Bovine respiratory disease (BRD) is the most common cause of illness and death in Australian feedlot cattle. It is most common in the first four weeks after entry to the feedlot.
BRD is caused by a combination of stress and disease causing agents, including viruses and bacteria.
Conditions when BRD is likely to occur
- During the first four weeks when cattle enter a feedlot (unstressed cattle on pasture are rarely affected).
- Stressful conditions, including recent weaning, saleyards, transport, injury, dehydration, co-mingling, pen competition, pen 'add-ons' and movements, handling, weather extremes, dust and feed and water changes.
Identifying and diagnosing bovine respiratory disease
Early identification of affected cattle is vital and pens of cattle should be checked daily.
Clinical signs to look for include:
- Depression and loss of interest in surroundings.
- Lethargy and unwillingness to move.
- Extended head.
- Droopy ears.
- Discharge from the eyes, nose and mouth.
- Rapid shallow breathing.
Diagnosis of the disease causing agents involved in bovine respiratory disease on your property will require assistance from your veterinarian.
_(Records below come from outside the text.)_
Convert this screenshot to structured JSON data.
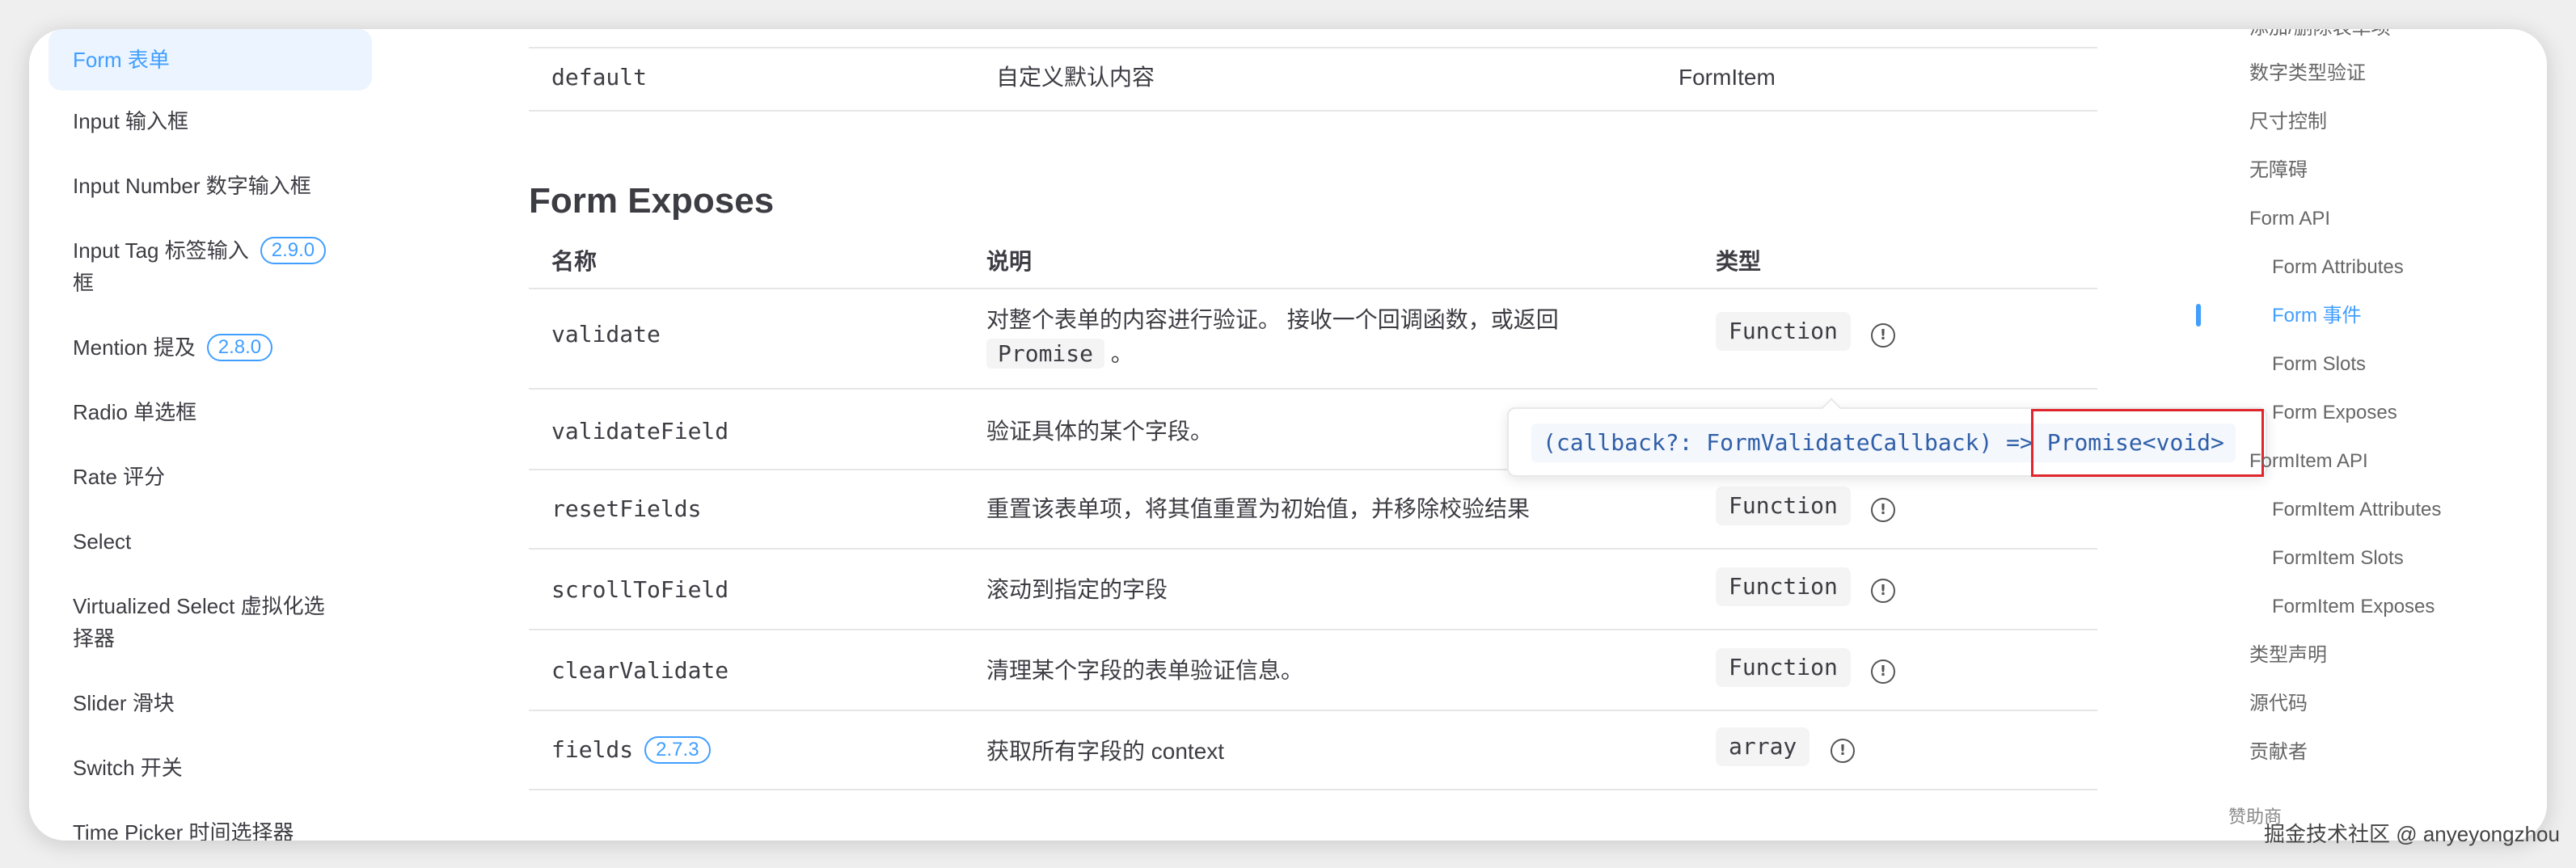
{
  "sidebar": {
    "items": [
      {
        "label": "Form 表单",
        "badge": ""
      },
      {
        "label": "Input 输入框",
        "badge": ""
      },
      {
        "label": "Input Number 数字输入框",
        "badge": ""
      },
      {
        "label": "Input Tag 标签输入",
        "label2": "框",
        "badge": "2.9.0"
      },
      {
        "label": "Mention 提及",
        "badge": "2.8.0"
      },
      {
        "label": "Radio 单选框",
        "badge": ""
      },
      {
        "label": "Rate 评分",
        "badge": ""
      },
      {
        "label": "Select",
        "badge": ""
      },
      {
        "label": "Virtualized Select 虚拟化选",
        "label2": "择器",
        "badge": ""
      },
      {
        "label": "Slider 滑块",
        "badge": ""
      },
      {
        "label": "Switch 开关",
        "badge": ""
      },
      {
        "label": "Time Picker 时间选择器",
        "badge": ""
      }
    ]
  },
  "top_row": {
    "name": "default",
    "desc": "自定义默认内容",
    "type": "FormItem"
  },
  "section": {
    "title": "Form Exposes",
    "headers": {
      "name": "名称",
      "desc": "说明",
      "type": "类型"
    },
    "rows": [
      {
        "name": "validate",
        "badge": "",
        "desc": "对整个表单的内容进行验证。 接收一个回调函数，或返回",
        "desc_code": "Promise",
        "desc_tail": "。",
        "type": "Function"
      },
      {
        "name": "validateField",
        "badge": "",
        "desc": "验证具体的某个字段。",
        "type": ""
      },
      {
        "name": "resetFields",
        "badge": "",
        "desc": "重置该表单项，将其值重置为初始值，并移除校验结果",
        "type": "Function"
      },
      {
        "name": "scrollToField",
        "badge": "",
        "desc": "滚动到指定的字段",
        "type": "Function"
      },
      {
        "name": "clearValidate",
        "badge": "",
        "desc": "清理某个字段的表单验证信息。",
        "type": "Function"
      },
      {
        "name": "fields",
        "badge": "2.7.3",
        "desc": "获取所有字段的 context",
        "type": "array"
      }
    ]
  },
  "tooltip": {
    "code": "(callback?: FormValidateCallback) => Promise<void>"
  },
  "toc": {
    "items": [
      {
        "label": "添加/删除表单项",
        "level": 1
      },
      {
        "label": "数字类型验证",
        "level": 1
      },
      {
        "label": "尺寸控制",
        "level": 1
      },
      {
        "label": "无障碍",
        "level": 1
      },
      {
        "label": "Form API",
        "level": 1
      },
      {
        "label": "Form Attributes",
        "level": 2
      },
      {
        "label": "Form 事件",
        "level": 2
      },
      {
        "label": "Form Slots",
        "level": 2
      },
      {
        "label": "Form Exposes",
        "level": 2
      },
      {
        "label": "FormItem API",
        "level": 1
      },
      {
        "label": "FormItem Attributes",
        "level": 2
      },
      {
        "label": "FormItem Slots",
        "level": 2
      },
      {
        "label": "FormItem Exposes",
        "level": 2
      },
      {
        "label": "类型声明",
        "level": 1
      },
      {
        "label": "源代码",
        "level": 1
      },
      {
        "label": "贡献者",
        "level": 1
      },
      {
        "label": "赞助商",
        "level": 1
      }
    ]
  },
  "watermark": "掘金技术社区 @ anyeyongzhou",
  "colors": {
    "accent": "#409eff",
    "highlight_box": "#e0262c"
  }
}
Knowing the specific cause allows specific prevention strategies and treatment protocols to be put in place.
Prevention strategies for bovine respiratory disease
- Reducing stress on cattle in the first four weeks in the feedlot.
- Improving adaption of cattle to the feedlot environment by selecting cattle directly from breeders and from producers who yard wean calves, backgrounding cattle prior to entry to the feedlot.
- Vaccinating against respiratory diseases during backgrounding.
- Avoiding sudden feed and water changes.
- Minimising pen add-ons and movements.
- Controlling bovine respiratory disease in feedlot cattle
- New South Wales Department of Industry & Investment publication: Cattle health in feedlots